Before this spring, Cuba was the classic example of a closed economy. Goods and services were not allowed to enter or leave the country, there was practically no foreign capital investment and workers were not allowed to leave the country illegally, nor were many people allowed to enter the country. As Chapter 7 discusses, none of the components of an open economy existed (labor, capital and goods/services mobility). Occasionally, there have been massive outflows of Cuba to the United States (Chapter 8 discusses the Mariel Boat Lift in 1980). Known for its famous cigars, Cuban cigars became a rare commodity in the U.S. due to the trade embargo that has existed since 1960. Visitors to Cuba could not use credit cards or ATMs since U.S. banks were not allowed to operate there. Overall, the country was stuck in the 1950s - in fact, old 1950s and 1960s U.S. cars are commonly seen in the streets of Havana.

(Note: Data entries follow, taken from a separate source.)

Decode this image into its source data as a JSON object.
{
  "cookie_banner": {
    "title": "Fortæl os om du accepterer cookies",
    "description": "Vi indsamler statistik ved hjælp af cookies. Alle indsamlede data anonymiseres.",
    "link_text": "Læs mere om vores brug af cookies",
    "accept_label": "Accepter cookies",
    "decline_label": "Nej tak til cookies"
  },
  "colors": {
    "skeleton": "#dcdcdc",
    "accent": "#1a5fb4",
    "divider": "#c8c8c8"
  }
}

In the spring of 2015, the United States and Cuba began diplomatic conversations that could lead to a better economic relationship. These conversations are the first step in opening up the Cuban economy. Capital restrictions are gradually being relaxed. More visitors are being allowed to enter. There are discussions that Cuban foreign goods and services will be sold abroad. All of these factors should increase raise per capita GDP over the long term (per capita GDP in Cuba is approximately $6,000 in 2011, according to the World Bank’s World Development Indicators. However, the future is unknown: the economic and political situation is changing there on a daily basis, which will have effects on the inflow and outflow of workers in Cuba. In fact, as the Economist reports in May 2015, more Cubans are fleeing to the United States as Cubans think that the U.S. will tighten its policy towards Cuban immigrants. The Brookings Insitution has a nice discussion of changing U.S.-Cuba immigration policy.